PostPosted: Wed Aug 15, 2012 11:00 am
by Worldie
My password is a old nickname of mine, anyone who knows me since 10 years or so knows it :P

Re: So I heard Blizzard is losing customers

PostPosted: Wed Aug 15, 2012 11:07 am
by bldavis
Worldie wrote:My password is a old nickname of mine, anyone who knows me since 10 years or so knows it :P

this is mine too
i havent been known by it since my jr year of hs, 11 yrs ago?
the symbols and numbers are completely unrelated to this nickname though

Re: So I heard Blizzard is losing customers

PostPosted: Wed Aug 15, 2012 11:09 am
by Lieris
All my passwords are randomly generated using a password manager.

... except my WoW password. I figure because I have an authenticator doodad and mobile phone security alerts enabled I can get away with it and BNet doesn't allow for very good passwords to be made anyway.

Re: So I heard Blizzard is losing customers

PostPosted: Wed Aug 15, 2012 4:37 pm
by rodos
Worldie wrote:I have used the same password for everything for over 15 years and I only got hacked once (i was stupid enough to be keylogged, i suck). I think if you are able to just keep your computer secure any password would do.

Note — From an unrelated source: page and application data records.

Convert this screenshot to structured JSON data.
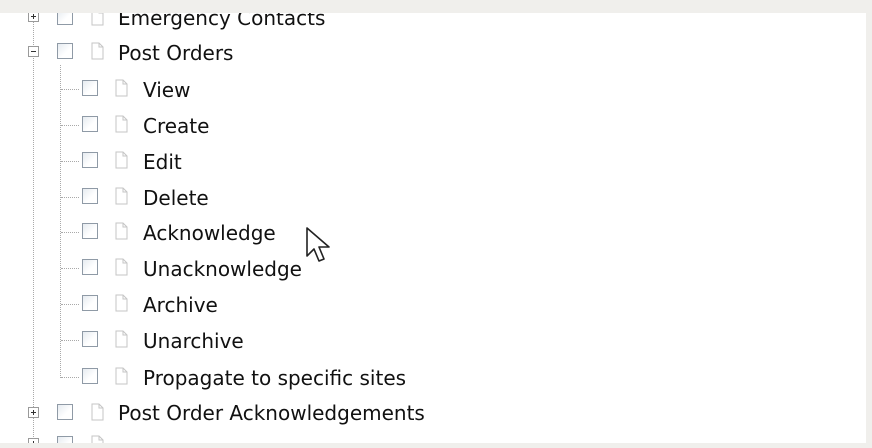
{
  "tree": {
    "top_item": "Emergency Contacts",
    "parent": "Post Orders",
    "children": [
      "View",
      "Create",
      "Edit",
      "Delete",
      "Acknowledge",
      "Unacknowledge",
      "Archive",
      "Unarchive",
      "Propagate to specific sites"
    ],
    "sibling": "Post Order Acknowledgements"
  }
}
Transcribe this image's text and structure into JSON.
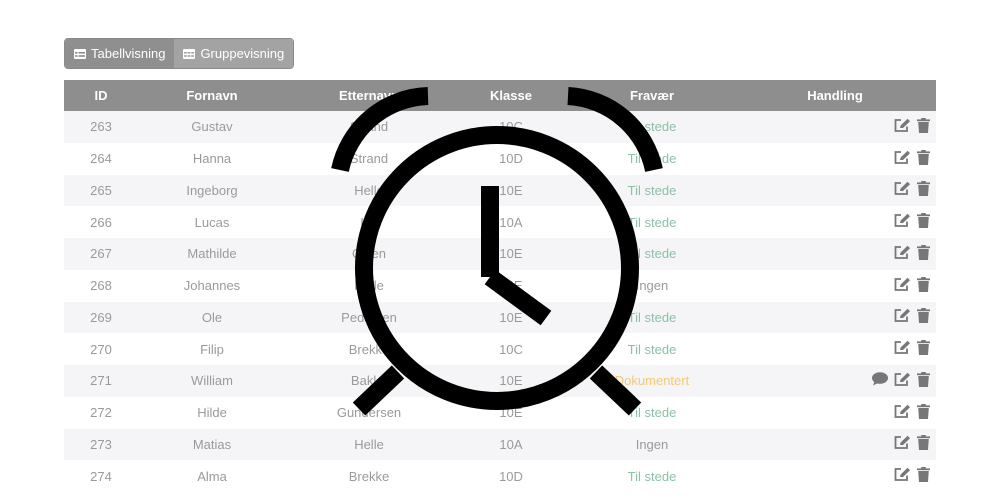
{
  "toolbar": {
    "table_view_label": "Tabellvisning",
    "group_view_label": "Gruppevisning",
    "table_view_icon": "table-list-icon",
    "group_view_icon": "grid-icon"
  },
  "table": {
    "headers": {
      "id": "ID",
      "first_name": "Fornavn",
      "last_name": "Etternavn",
      "class": "Klasse",
      "absence": "Fravær",
      "action": "Handling"
    },
    "rows": [
      {
        "id": "263",
        "first_name": "Gustav",
        "last_name": "Strand",
        "class": "10C",
        "absence": "Til stede",
        "status": "present",
        "comment": false
      },
      {
        "id": "264",
        "first_name": "Hanna",
        "last_name": "Strand",
        "class": "10D",
        "absence": "Til stede",
        "status": "present",
        "comment": false
      },
      {
        "id": "265",
        "first_name": "Ingeborg",
        "last_name": "Helle",
        "class": "10E",
        "absence": "Til stede",
        "status": "present",
        "comment": false
      },
      {
        "id": "266",
        "first_name": "Lucas",
        "last_name": "Lie",
        "class": "10A",
        "absence": "Til stede",
        "status": "present",
        "comment": false
      },
      {
        "id": "267",
        "first_name": "Mathilde",
        "last_name": "Olsen",
        "class": "10E",
        "absence": "Til stede",
        "status": "present",
        "comment": false
      },
      {
        "id": "268",
        "first_name": "Johannes",
        "last_name": "Helle",
        "class": "10E",
        "absence": "Ingen",
        "status": "none",
        "comment": false
      },
      {
        "id": "269",
        "first_name": "Ole",
        "last_name": "Pedersen",
        "class": "10E",
        "absence": "Til stede",
        "status": "present",
        "comment": false
      },
      {
        "id": "270",
        "first_name": "Filip",
        "last_name": "Brekke",
        "class": "10C",
        "absence": "Til stede",
        "status": "present",
        "comment": false
      },
      {
        "id": "271",
        "first_name": "William",
        "last_name": "Bakke",
        "class": "10E",
        "absence": "Dokumentert",
        "status": "doc",
        "comment": true
      },
      {
        "id": "272",
        "first_name": "Hilde",
        "last_name": "Gundersen",
        "class": "10E",
        "absence": "Til stede",
        "status": "present",
        "comment": false
      },
      {
        "id": "273",
        "first_name": "Matias",
        "last_name": "Helle",
        "class": "10A",
        "absence": "Ingen",
        "status": "none",
        "comment": false
      },
      {
        "id": "274",
        "first_name": "Alma",
        "last_name": "Brekke",
        "class": "10D",
        "absence": "Til stede",
        "status": "present",
        "comment": false
      }
    ]
  },
  "icons": {
    "edit": "edit-icon",
    "delete": "trash-icon",
    "comment": "comment-icon",
    "overlay": "alarm-clock-icon"
  },
  "colors": {
    "header_bg": "#8e8e8e",
    "present": "#8cc1a7",
    "documented": "#f2c97a",
    "text_muted": "#9a9a9a",
    "icon": "#777777"
  }
}
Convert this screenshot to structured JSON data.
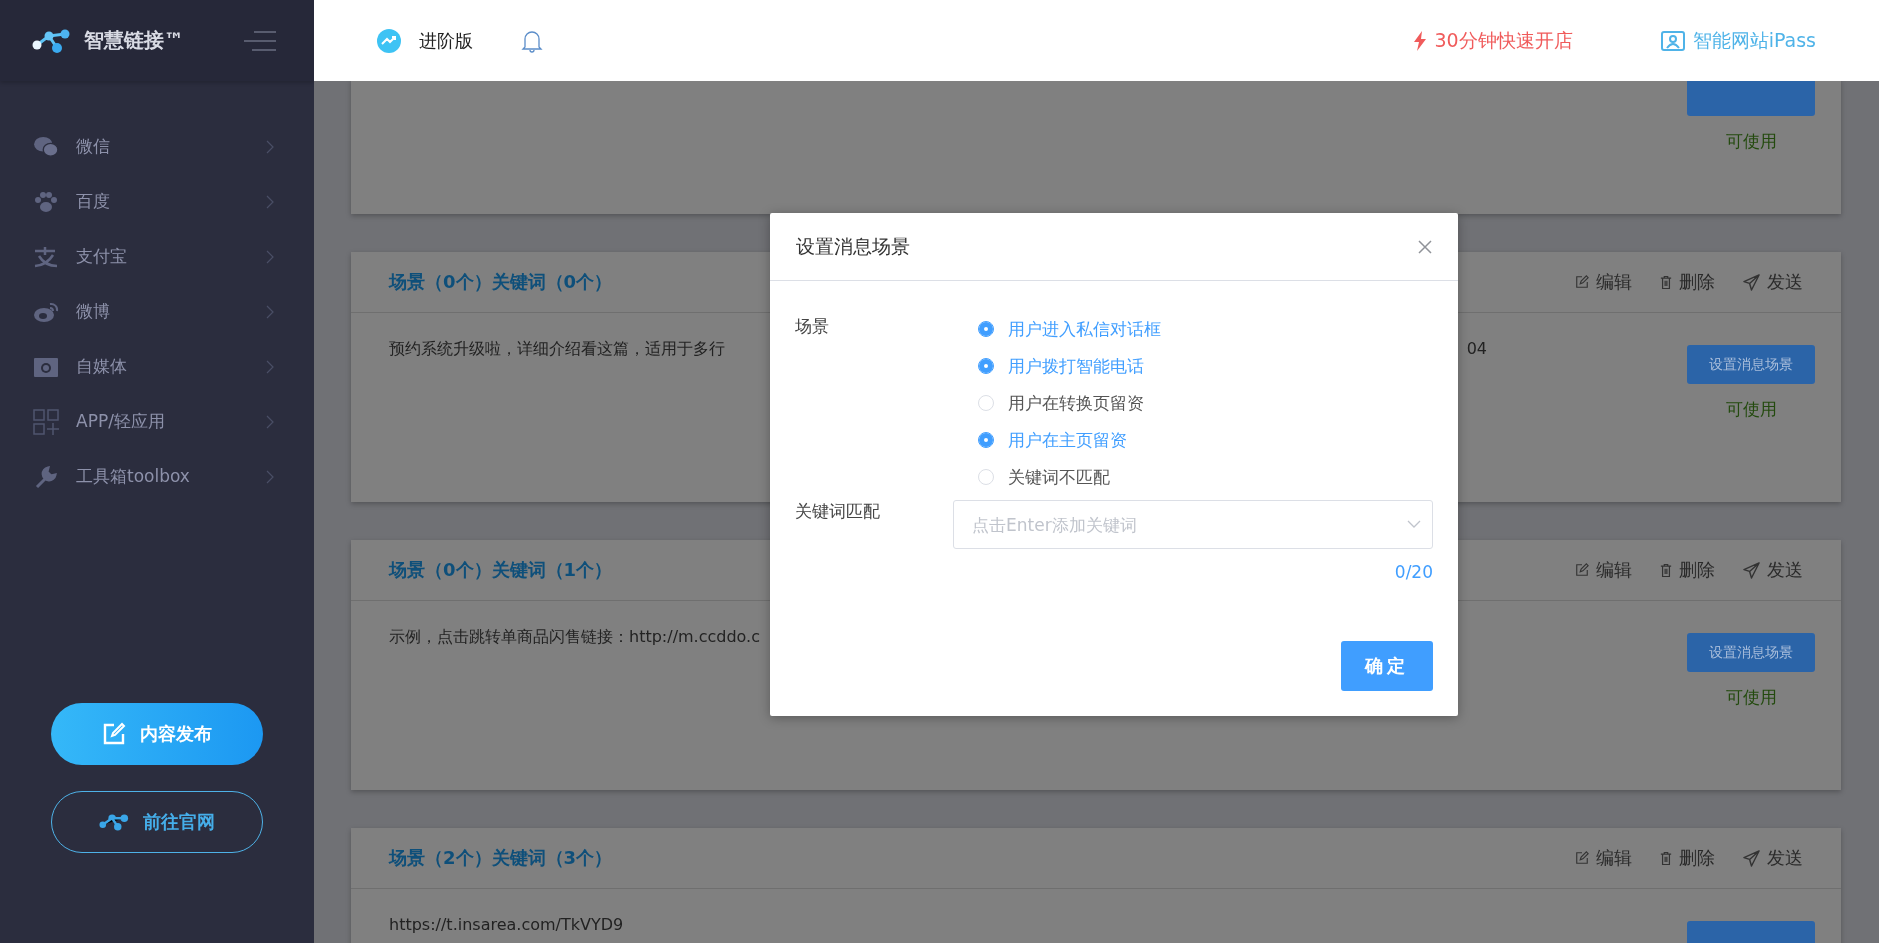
{
  "sidebar": {
    "brand": "智慧链接™",
    "items": [
      {
        "label": "微信"
      },
      {
        "label": "百度"
      },
      {
        "label": "支付宝"
      },
      {
        "label": "微博"
      },
      {
        "label": "自媒体"
      },
      {
        "label": "APP/轻应用"
      },
      {
        "label": "工具箱toolbox"
      }
    ],
    "buttons": [
      {
        "label": "内容发布",
        "kind": "primary"
      },
      {
        "label": "前往官网",
        "kind": "outline"
      }
    ]
  },
  "header": {
    "plan": "进阶版",
    "promo": "30分钟快速开店",
    "site_link": "智能网站iPass"
  },
  "cards": [
    {
      "status": "可使用"
    },
    {
      "title": "场景（0个）关键词（0个）",
      "actions": [
        "编辑",
        "删除",
        "发送"
      ],
      "text": "预约系统升级啦，详细介绍看这篇，适用于多行",
      "text_tail": "04",
      "button": "设置消息场景",
      "status": "可使用"
    },
    {
      "title": "场景（0个）关键词（1个）",
      "actions": [
        "编辑",
        "删除",
        "发送"
      ],
      "text": "示例，点击跳转单商品闪售链接：http://m.ccddo.c",
      "button": "设置消息场景",
      "status": "可使用"
    },
    {
      "title": "场景（2个）关键词（3个）",
      "actions": [
        "编辑",
        "删除",
        "发送"
      ],
      "text": "https://t.insarea.com/TkVYD9"
    }
  ],
  "dialog": {
    "title": "设置消息场景",
    "scene_label": "场景",
    "options": [
      {
        "label": "用户进入私信对话框",
        "checked": true
      },
      {
        "label": "用户拨打智能电话",
        "checked": true
      },
      {
        "label": "用户在转换页留资",
        "checked": false
      },
      {
        "label": "用户在主页留资",
        "checked": true
      },
      {
        "label": "关键词不匹配",
        "checked": false
      }
    ],
    "keyword_label": "关键词匹配",
    "keyword_placeholder": "点击Enter添加关键词",
    "counter": "0/20",
    "confirm": "确定"
  }
}
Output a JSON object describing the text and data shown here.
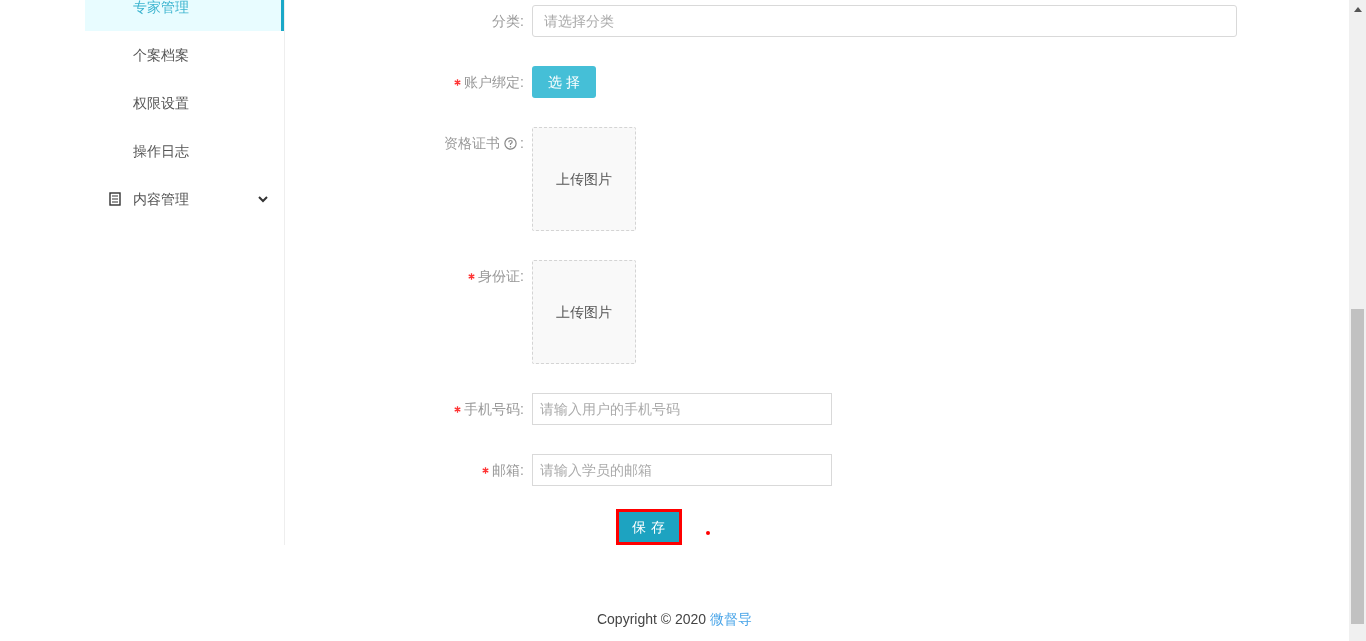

This is going to bite you in the arse eventually. You might be secure, but the sites you're giving this password to are probably not. I'm pretty careful, and have never to my knowledge been compromised at my end through phishing or keylogger. However, my paypal was illegally accessed (sent $300 to Taiwan) when it was using my "everywhere" password. In other words, someone got a bunch of email addresses and passwords from a compromised site (a forum, or some other website), and tried the same combos in PayPal.

Same reason you should always have a completely unique password on any email accounts you have. A lot of sites use email address as a username, and if you use the same password there as on the email account then you've just given that site, and anyone who breaks it, access to your email. Since email is usually used for password reset features, you've probably just given them access to every online account you have.

Re: So I heard Blizzard is losing customers

PostPosted: Wed Aug 15, 2012 5:32 pm
by bldavis
which is why i have different email passwords
most things use the same base one, but email ones are completely different